The road to greener pastures
Updated: 2017-03-16 07:35
By Luo Weiteng(HK Edition)
HK manufacturers told to come on as Belt and Road Initiative revs up
With the drawn-out "winter" showing no signs of letting up, many of Hong Kong's hard-pressed manufacturers, who are among the worst hit in the protracted economic slump, have had to bite the bullet, and are leaving no stone unturned in looking for the panacea to ride out the storm and recreating the heyday of yesteryear.
They are left with few choices - either to diversify, continue innovating as an awful lot have done so, or scour far beyond for greener pastures to keep their heads above the water and to avert being forced to the wall.
Pauline Ngan Po-ling - a Hong Kong deputy to the National People's Congress (NPC) who helms Mainland Headwear, the largest headwear manufacturer in Guangdong province - had gone the extra mile. Her strategy was calculated and swift.
Pauline Ngan Po-ling, a Hong Kong deputy to the National People's Congress who helms Mainland Headwear, uses her own operating experience to urge Hong Kong's hard-pressed manufacturers to join in the nation's Belt and Road Initiative. Provided to China Daily
Back in 2013 when she made up her mind to move part of her operations in Shenzhen to Bangladesh - now billed as one of South Asia's finest "jewels" - her enterprise was tottering on the brink of bankruptcy as labor and production costs escalated.
Some four years on, Ngan, who was the company's managing director, can now possibly breathe a sigh of relief.
She has not only recouped her investment in the South Asian nation, but has got a production plant up and about on the outskirts of the capital, Dhaka, manned by some 3,500 locals.
"I'm proud to say I had made such a bold move, winning me a business opportunity for at least another 20 years," Ngan told China Daily in Beijing.

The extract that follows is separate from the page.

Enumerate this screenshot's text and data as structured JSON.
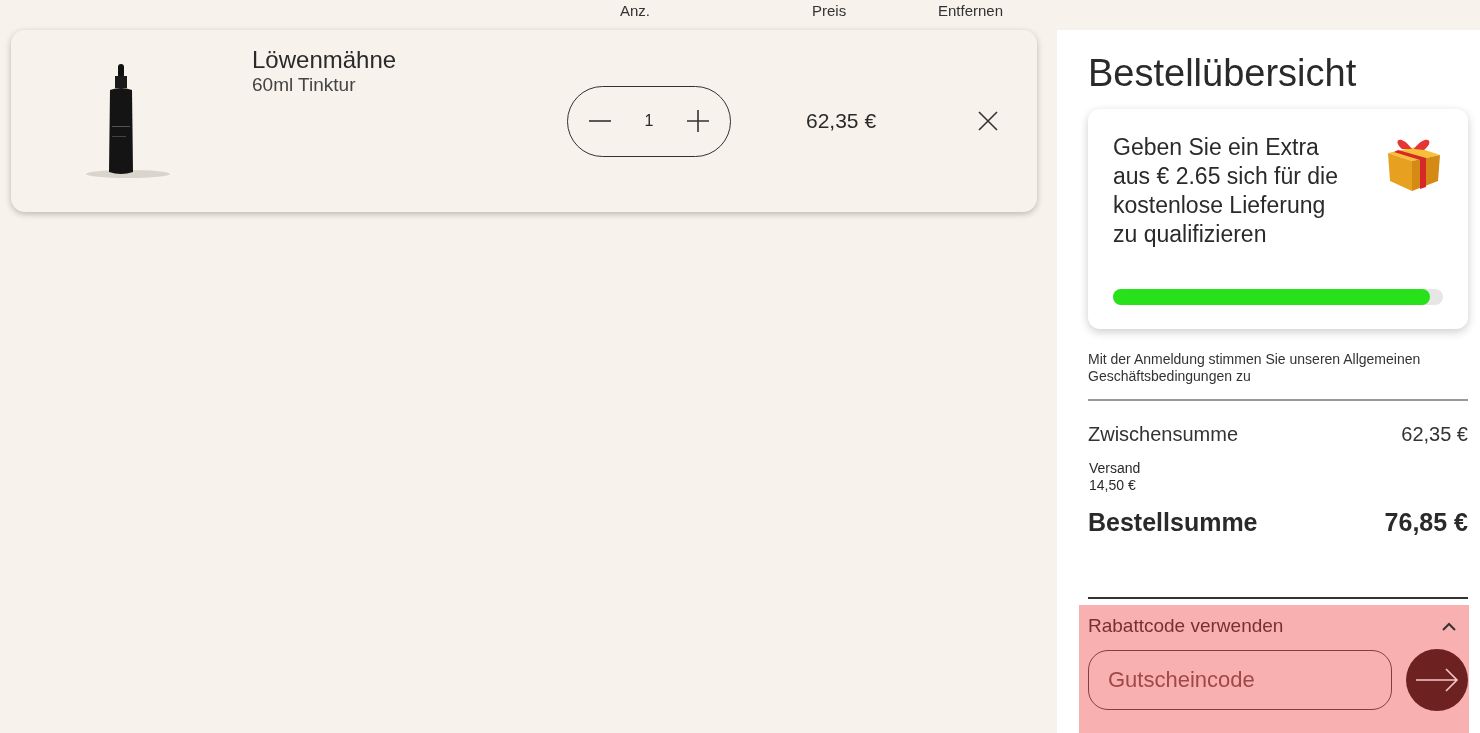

"I was also fortunate to have been the only one among five Hong Kong headwear makers in Guangdong to have survived. If I had hesitated, we would have certainly bit the dust."
The strategic, China-led Belt and Road (B&R) Initiative and the prospects it promises to hold for the future has been instrumental in Ngan's business foresight, courage and determination to take the plunge in Bangladesh, where it would take no less than 14 hours to commute between Dhaka and the key port of Chittagong in the south-eastern part of the country, and with crippling power outages being commonplace, sometimes occurring up to 30 times a day.

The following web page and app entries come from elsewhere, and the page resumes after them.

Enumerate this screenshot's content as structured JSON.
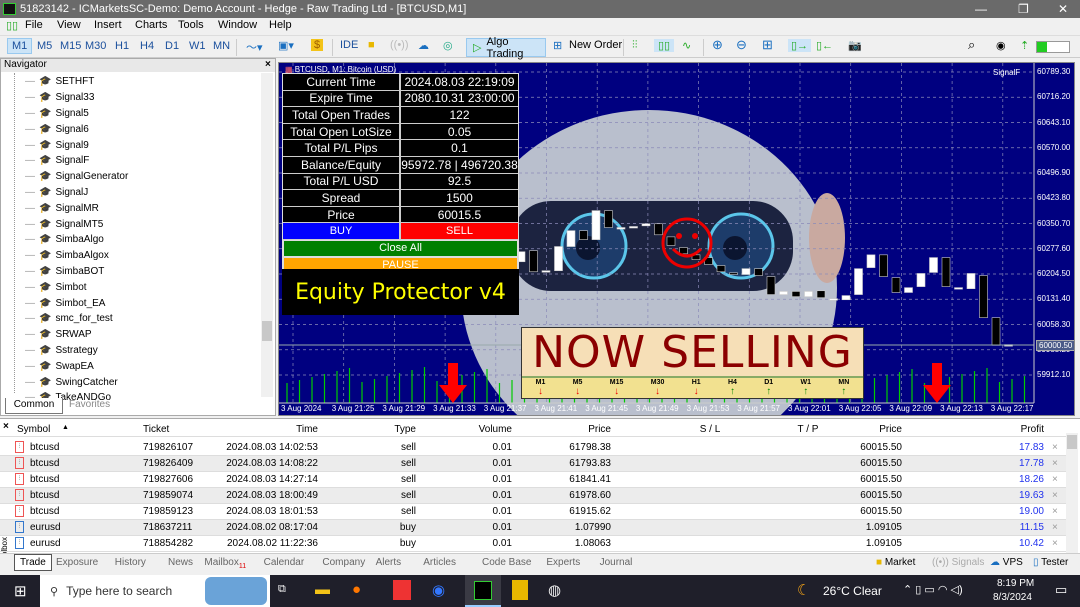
{
  "window": {
    "title": "51823142 - ICMarketsSC-Demo: Demo Account - Hedge - Raw Trading Ltd - [BTCUSD,M1]"
  },
  "menu": [
    "File",
    "View",
    "Insert",
    "Charts",
    "Tools",
    "Window",
    "Help"
  ],
  "toolbar": {
    "timeframes": [
      "M1",
      "M5",
      "M15",
      "M30",
      "H1",
      "H4",
      "D1",
      "W1",
      "MN"
    ],
    "active_timeframe": "M1",
    "ide": "IDE",
    "algo_trading": "Algo Trading",
    "new_order": "New Order"
  },
  "navigator": {
    "title": "Navigator",
    "items": [
      "SETHFT",
      "Signal33",
      "Signal5",
      "Signal6",
      "Signal9",
      "SignalF",
      "SignalGenerator",
      "SignalJ",
      "SignalMR",
      "SignalMT5",
      "SimbaAlgo",
      "SimbaAlgox",
      "SimbaBOT",
      "Simbot",
      "Simbot_EA",
      "smc_for_test",
      "SRWAP",
      "Sstrategy",
      "SwapEA",
      "SwingCatcher",
      "TakeANDGo"
    ],
    "tabs": [
      "Common",
      "Favorites"
    ]
  },
  "chart": {
    "header": "BTCUSD, M1: Bitcoin (USD)",
    "ea_label": "SignalF",
    "background": "#000080",
    "price_labels": [
      "60789.30",
      "60716.20",
      "60643.10",
      "60570.00",
      "60496.90",
      "60423.80",
      "60350.70",
      "60277.60",
      "60204.50",
      "60131.40",
      "60058.30",
      "59985.20",
      "59912.10"
    ],
    "current_price": "60000.50",
    "time_labels": [
      "3 Aug 2024",
      "3 Aug 21:25",
      "3 Aug 21:29",
      "3 Aug 21:33",
      "3 Aug 21:37",
      "3 Aug 21:41",
      "3 Aug 21:45",
      "3 Aug 21:49",
      "3 Aug 21:53",
      "3 Aug 21:57",
      "3 Aug 22:01",
      "3 Aug 22:05",
      "3 Aug 22:09",
      "3 Aug 22:13",
      "3 Aug 22:17"
    ],
    "candles_open_close": [
      [
        60240,
        60269
      ],
      [
        60272,
        60211
      ],
      [
        60214,
        60214
      ],
      [
        60214,
        60284
      ],
      [
        60284,
        60330
      ],
      [
        60330,
        60304
      ],
      [
        60304,
        60388
      ],
      [
        60388,
        60339
      ],
      [
        60339,
        60339
      ],
      [
        60342,
        60342
      ],
      [
        60344,
        60350
      ],
      [
        60350,
        60318
      ],
      [
        60312,
        60287
      ],
      [
        60281,
        60263
      ],
      [
        60260,
        60246
      ],
      [
        60252,
        60232
      ],
      [
        60229,
        60211
      ],
      [
        60208,
        60203
      ],
      [
        60203,
        60220
      ],
      [
        60220,
        60200
      ],
      [
        60197,
        60145
      ],
      [
        60145,
        60154
      ],
      [
        60154,
        60139
      ],
      [
        60139,
        60154
      ],
      [
        60156,
        60136
      ],
      [
        60133,
        60133
      ],
      [
        60130,
        60142
      ],
      [
        60145,
        60220
      ],
      [
        60223,
        60260
      ],
      [
        60260,
        60197
      ],
      [
        60194,
        60151
      ],
      [
        60151,
        60165
      ],
      [
        60168,
        60206
      ],
      [
        60209,
        60252
      ],
      [
        60252,
        60168
      ],
      [
        60165,
        60165
      ],
      [
        60162,
        60206
      ],
      [
        60200,
        60078
      ],
      [
        60078,
        59998
      ],
      [
        60000,
        60000
      ]
    ]
  },
  "panel": {
    "rows": [
      {
        "label": "Current Time",
        "value": "2024.08.03 22:19:09"
      },
      {
        "label": "Expire Time",
        "value": "2080.10.31 23:00:00"
      },
      {
        "label": "Total Open Trades",
        "value": "122"
      },
      {
        "label": "Total Open LotSize",
        "value": "0.05"
      },
      {
        "label": "Total P/L Pips",
        "value": "0.1"
      },
      {
        "label": "Balance/Equity",
        "value": "95972.78 | 496720.38"
      },
      {
        "label": "Total P/L USD",
        "value": "92.5"
      },
      {
        "label": "Spread",
        "value": "1500"
      },
      {
        "label": "Price",
        "value": "60015.5"
      }
    ],
    "buy": "BUY",
    "sell": "SELL",
    "close_all": "Close All",
    "pause": "PAUSE",
    "title": "Equity Protector v4",
    "colors": {
      "buy": "#0000ff",
      "sell": "#ff0000",
      "close_all": "#008000",
      "pause": "#ffa500",
      "title": "#ffff00"
    }
  },
  "banner": {
    "text": "NOW SELLING",
    "timeframes": [
      {
        "tf": "M1",
        "dir": "down"
      },
      {
        "tf": "M5",
        "dir": "down"
      },
      {
        "tf": "M15",
        "dir": "down"
      },
      {
        "tf": "M30",
        "dir": "down"
      },
      {
        "tf": "H1",
        "dir": "down"
      },
      {
        "tf": "H4",
        "dir": "up"
      },
      {
        "tf": "D1",
        "dir": "up"
      },
      {
        "tf": "W1",
        "dir": "up"
      },
      {
        "tf": "MN",
        "dir": "up"
      }
    ]
  },
  "toolbox": {
    "label": "Toolbox",
    "columns": [
      "Symbol",
      "Ticket",
      "Time",
      "Type",
      "Volume",
      "Price",
      "S / L",
      "T / P",
      "Price",
      "Profit"
    ],
    "rows": [
      [
        "btcusd",
        "719826107",
        "2024.08.03 14:02:53",
        "sell",
        "0.01",
        "61798.38",
        "",
        "",
        "60015.50",
        "17.83"
      ],
      [
        "btcusd",
        "719826409",
        "2024.08.03 14:08:22",
        "sell",
        "0.01",
        "61793.83",
        "",
        "",
        "60015.50",
        "17.78"
      ],
      [
        "btcusd",
        "719827606",
        "2024.08.03 14:27:14",
        "sell",
        "0.01",
        "61841.41",
        "",
        "",
        "60015.50",
        "18.26"
      ],
      [
        "btcusd",
        "719859074",
        "2024.08.03 18:00:49",
        "sell",
        "0.01",
        "61978.60",
        "",
        "",
        "60015.50",
        "19.63"
      ],
      [
        "btcusd",
        "719859123",
        "2024.08.03 18:01:53",
        "sell",
        "0.01",
        "61915.62",
        "",
        "",
        "60015.50",
        "19.00"
      ],
      [
        "eurusd",
        "718637211",
        "2024.08.02 08:17:04",
        "buy",
        "0.01",
        "1.07990",
        "",
        "",
        "1.09105",
        "11.15"
      ],
      [
        "eurusd",
        "718854282",
        "2024.08.02 11:22:36",
        "buy",
        "0.01",
        "1.08063",
        "",
        "",
        "1.09105",
        "10.42"
      ]
    ],
    "tabs": [
      "Trade",
      "Exposure",
      "History",
      "News",
      "Mailbox",
      "Calendar",
      "Company",
      "Alerts",
      "Articles",
      "Code Base",
      "Experts",
      "Journal"
    ],
    "mailbox_badge": "11",
    "right": [
      "Market",
      "Signals",
      "VPS",
      "Tester"
    ]
  },
  "taskbar": {
    "search_placeholder": "Type here to search",
    "weather": "26°C  Clear",
    "time": "8:19 PM",
    "date": "8/3/2024"
  }
}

The much heralded trade and infrastructure initiative, first mooted by President Xi Jinping in 2013 - the year when Ngan set foot in Bangladesh - aims to build up an expansive interconnected network of roads and railways linking land and sea ports, special economic zones, industrial corridors and transportation hubs from the coasts of China to the Middle East and Europe.
Built with Chinese technical and financial aid, new highways have drastically reduced the time it would take to transport products to Chittagong by nearly 60 percent to less than six hours. The driving time between Dhaka's Shahjalal International Airport and Ngan's factory has also been cut from two hours previously to no more than an hour.

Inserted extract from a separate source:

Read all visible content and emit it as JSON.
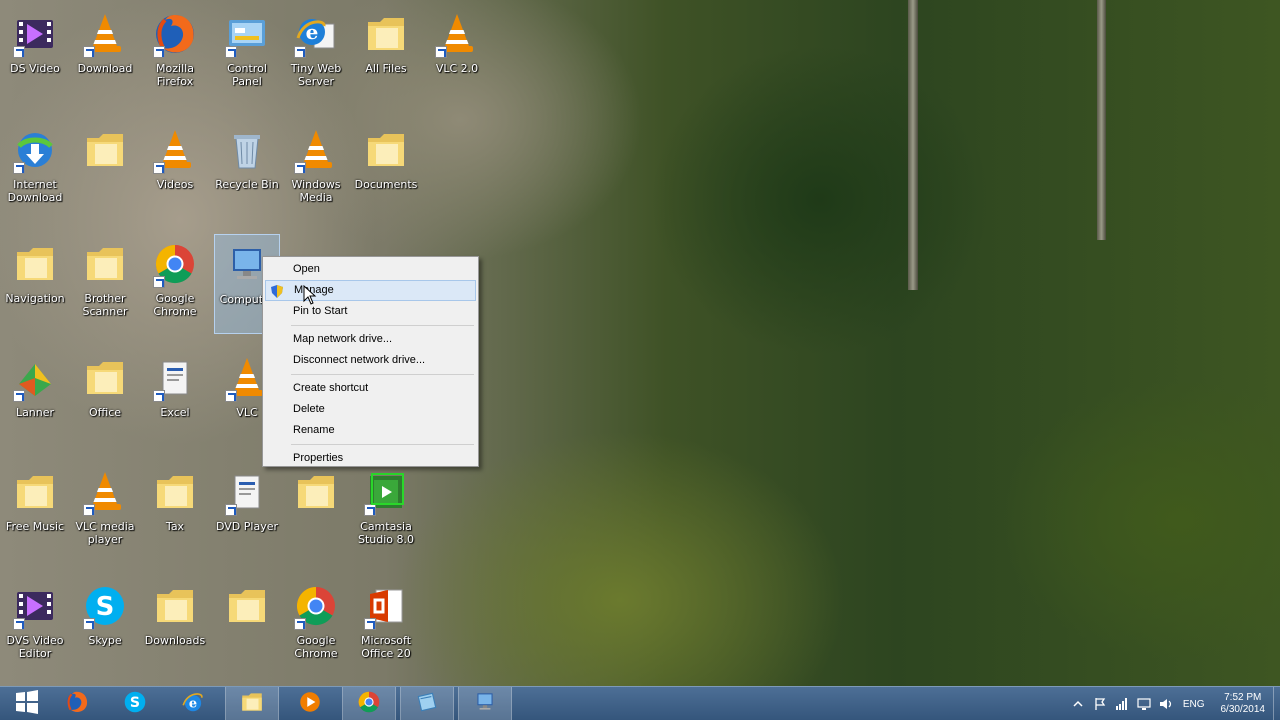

Last year, energy-starved Bangladesh secured a $165- million loan from the China-led Asian Infrastructure Investment Bank to upgrade and expand the country's power distribution system, ensuring uninterrupted electricity supply to every single village by 2020.
"As one of the pioneers and being among the first batch of beneficiaries of the B&R push, it's this landmark project that prompted me to wade into such an unfamiliar market without any hesitation, and has given my company a new lease of life," said Ngan.
"I firmly believe the B&R Initiative is something struggling manufacturers in Hong Kong and on the Chinese mainland could place their hope in to help them come out of the woods."
The hardships plaguing manufacturers in the world's second-largest economy have widened from mere acute labor shortages to skyrocketing labor costs, highlighting the urgency for companies to move their labor-intensive operations out of the mainland and climb up the value chain.
But, this can be a daunting task, with about 70 percent of Hong Kong manufacturers in the Pearl River Delta failing to emerge from the "chilly industry-wide winter".
"As for now, I've no idea when this long 'winter' will come to an end," moaned Ngan. "This underscores the reality that we just cannot afford to miss the B&R fast train to help us pull through."
Relocating labor-intensive businesses to cheaper production bases abroad, however, does not make up the full picture of manufacturers going out.
"Greater focus should be placed on encouraging and boosting innovation, nurturing the spirit of craftsmanship and polishing up our home brands," Ngan said. "This also fits in well with what the central government has been clamoring for."
With more than 60 percent of Mainland Headwear's operations shifted to Bangladesh, where wages are just one-tenth of those in Shenzhen, the pool of workers left behind at Ngan's Shenzhen unit has been halved - from its peak of 4,000 to 2,000. They include 1,400 who're engaged in research and development, while the rest are in charge of production, with high value added and catering to the ever-changing tastes of the high-end US and European markets.
(HK Edition 03/16/2017 page5)